As many of us watched the coverage of the Sendai earthquake and tsunami in Japan on Friday, we were staggered and horrified by the images of death and destruction. The magnitude 8.9 quake is the largest to hit Japan in more than 150 years and the seventh largest in recorded history. The tsunami produced even greater damage and loss of life. The final figures won't be known for many days, yet it seems clear that hundreds and possibly thousands of people are dead, injured or missing, and the economic toll will be in the millions. The quake will have a severe effect on the Japanese economy, the third largest in the world, and it is already having a global effect.

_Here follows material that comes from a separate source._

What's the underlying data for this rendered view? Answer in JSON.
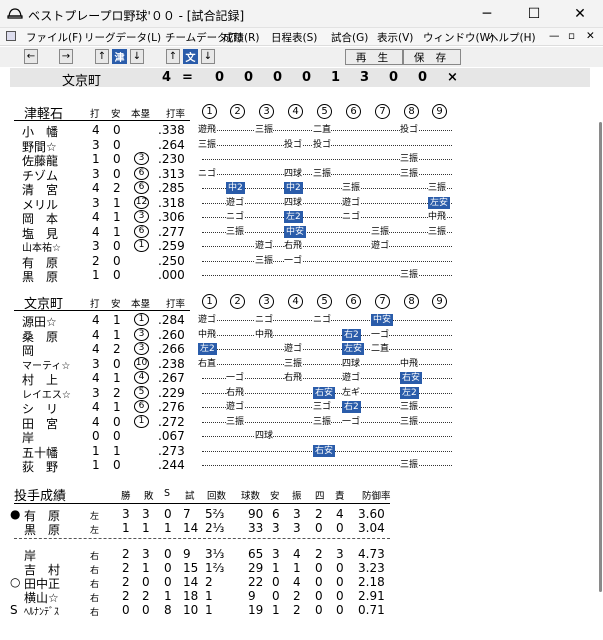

Despite the catastrophic effects that the quake has on Japan, it could have been far worse. Japan is one of the most earthquake-prone countries in the world, and it has better building codes and better civic preparedness than just about any other nation. The Japanese take their earthquakes very seriously and do far more drills and inspections than Californians. Yet even some of their earthquake-resistant structures could not survive the shaking of a quake this big, just as their buildings and overpasses failed catastrophically during the 1995 earthquake in Kobe. From all accounts, there were adequate tsunami warnings in most regions, but those people closest to the offshore earthquake had almost no time to react or flee, and there was nothing they could do when the huge waves swept inland carrying big fishing boats and tons of debris.
The Sendai quake is a warning and a reminder that we Angelenos live in earthquake country too. Anyone who has lived in this area for more than a few years has experienced at least a few small quakes, and those of us who are long-term residents remember the 1971 Sylmar quake, the 1987 Whittier quake, the 1994 Northridge quake and others. The scientific community has studied the major faults in our region for years. Scientists have been digging trenches in ancient lakebeds near fault lines to find evidence of how often earthquakes occur on each major fault. They have detailed computer models of how the next big quake will affect us and which areas are most vulnerable. Their conclusions have been stated time and time again: Several of the faults in our region are overdue for major quakes. The latest forecasts say there's a 99.7% chance of a magnitude 6.7 earthquake in Southern California in the next 30 years, and a 46% likelihood of a much more powerful magnitude 7.5 quake (still hundreds of times smaller than the Sendai quake) in the next 30 years. The San Andreas fault is capable of an even larger one.
It's not a question of whether we're due for a catastrophic quake, but when. Although California building codes are among the most stringent in the United States (thanks to what the 1933 Long Beach quake, which destroyed nearly all of our unreinforced masonry buildings), they don't begin to match the standards demanded in Japan. Just consider the high overpasses where the 5 and 14 Freeways meet — which fell in the 1971 Sylmar quake; their replacements fell in the 1994 Northridge quake — and you begin to realize just how vulnerable our infrastructure is. And those quakes were only 6.6 and 6.7 in magnitude — thousands of times weaker than the Sendai quake.
Thus, the news from Japan is not only a sobering reminder that we are also in the cross hairs; it is a warning that we must take the threat seriously. Seismic engineers have been advocating clear-cut standards for construction, some of which are followed but much of which are ignored. Most engineering experts tell us that we have neglected the infrastructure and earthquake safety issues for too long. We continue to put it off because of budgetary issues and the current bad economy. But when the next Southern California quake happens as predicted, we will all be looking back and pointing fingers of blame at "penny wise and pound foolish" people who did not spend the money that would have saved even far more money — and many lives.
On a more personal level, each one of us needs to take these warnings seriously and pull our heads out of the sand. Does your house have an earthquake kit for the long days without water, power, food and easily obtainable cash? Has your house been made as safe against earthquakes as possible? Those who ignore these warnings now will regret it later when the next Big One hits.
Donald R. Prothero is a professor of geology at Occidental College in Los Angeles and a lecturer in geobiology at Caltech. His latest book is "Catastrophes! Earthquakes, Tsunamis, Tornadoes, and other Earth-Shattering Disasters."